THE TASK — Gather the lines below that include the string "icon", copying each in full.

# # # # #

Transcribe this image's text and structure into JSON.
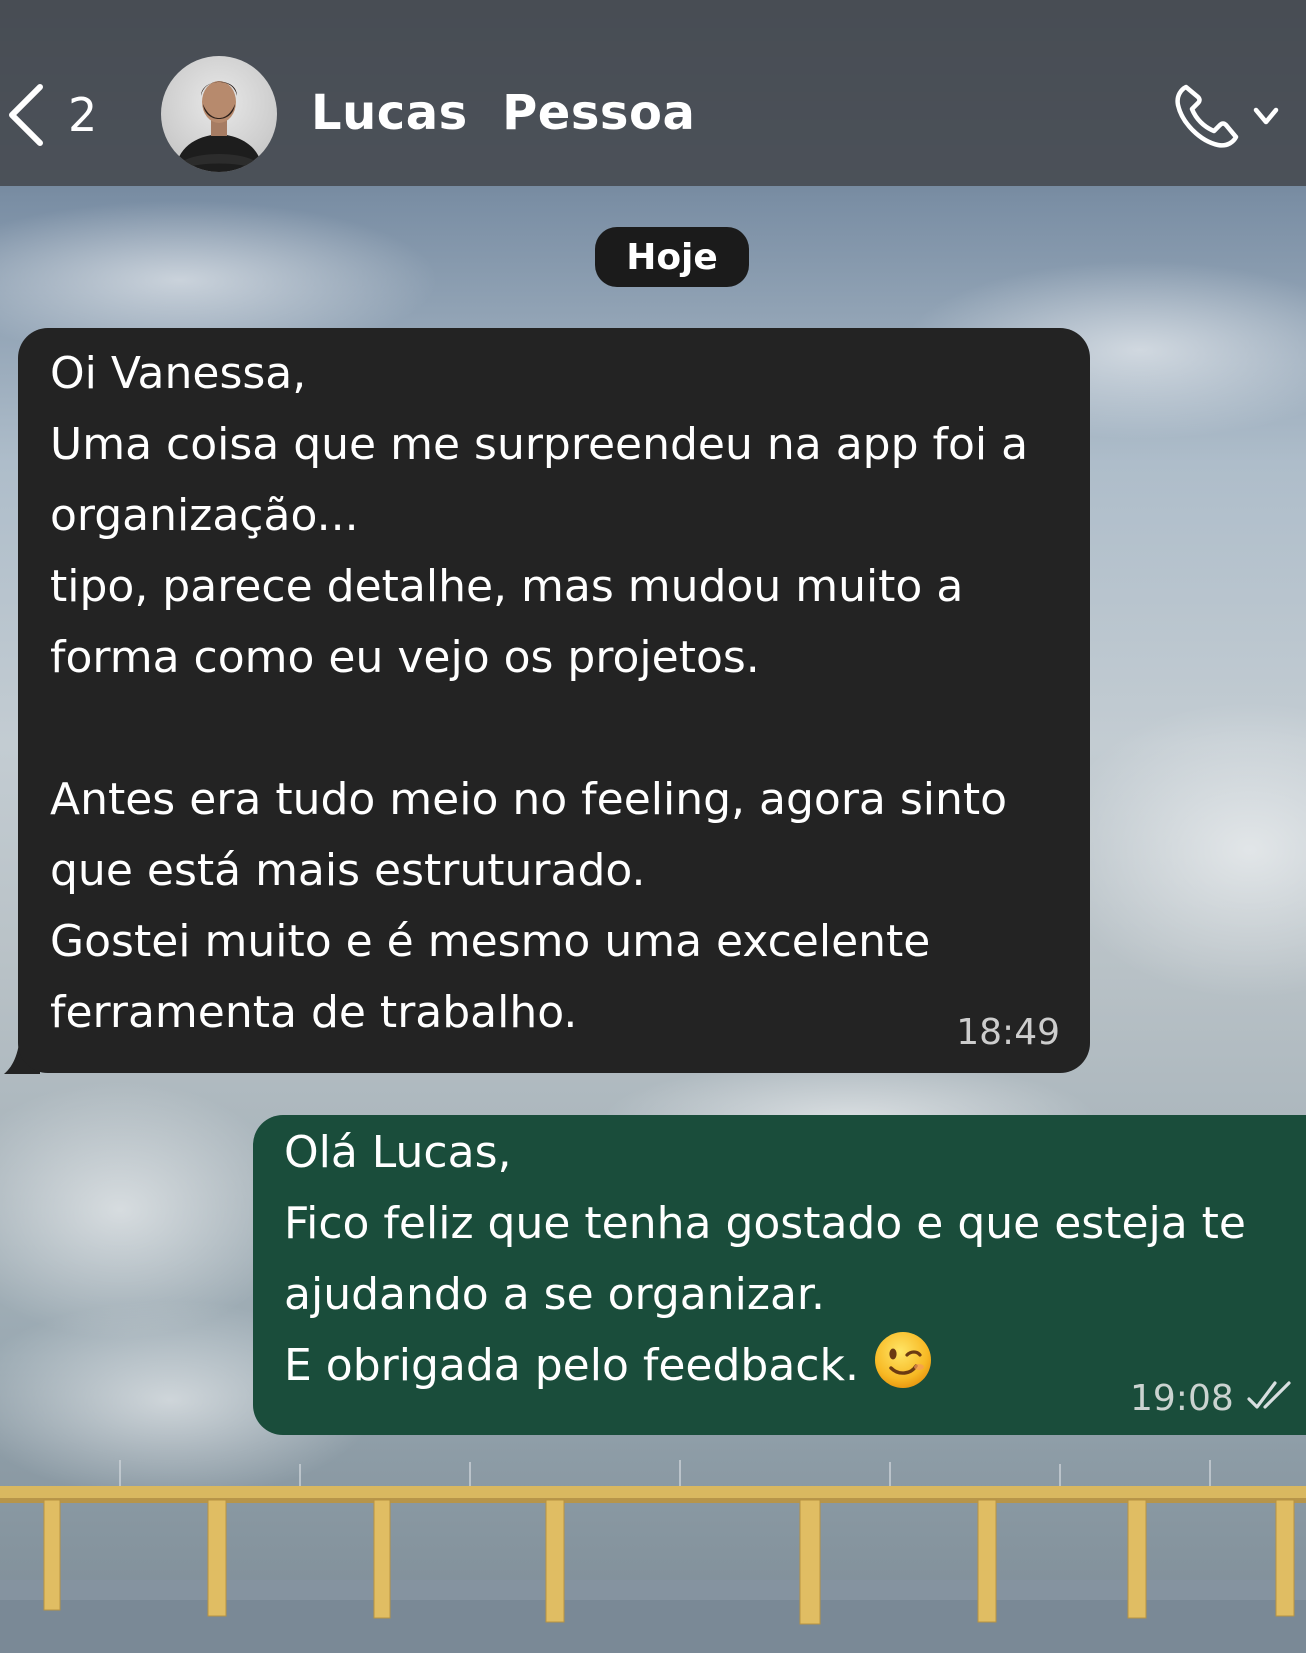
{
  "header": {
    "back_count": "2",
    "contact_name": "Lucas  Pessoa",
    "call_icon": "phone-icon",
    "dropdown_icon": "chevron-down-icon",
    "background": "#484c52"
  },
  "date_divider": {
    "label": "Hoje"
  },
  "messages": [
    {
      "direction": "incoming",
      "text": "Oi Vanessa,\nUma coisa que me surpreendeu na app foi a organização...\ntipo, parece detalhe, mas mudou muito a forma como eu vejo os projetos.\n\nAntes era tudo meio no feeling, agora sinto que está mais estruturado.\nGostei muito e é mesmo uma excelente ferramenta de trabalho.",
      "time": "18:49",
      "bubble_color": "#232323"
    },
    {
      "direction": "outgoing",
      "text": "Olá Lucas,\nFico feliz que tenha gostado e que esteja te ajudando a se organizar.\nE obrigada pelo feedback.",
      "emoji": "winking-face-emoji",
      "time": "19:08",
      "status_icon": "double-check-icon",
      "bubble_color": "#1a4d3b"
    }
  ],
  "colors": {
    "header_text": "#ffffff",
    "date_pill": "#1b1b1b",
    "bridge": "#d6b35a"
  }
}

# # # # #

SOLUTION TO THIS EXERCISE —
    "call_icon": "phone-icon",
    "dropdown_icon": "chevron-down-icon",
      "status_icon": "double-check-icon",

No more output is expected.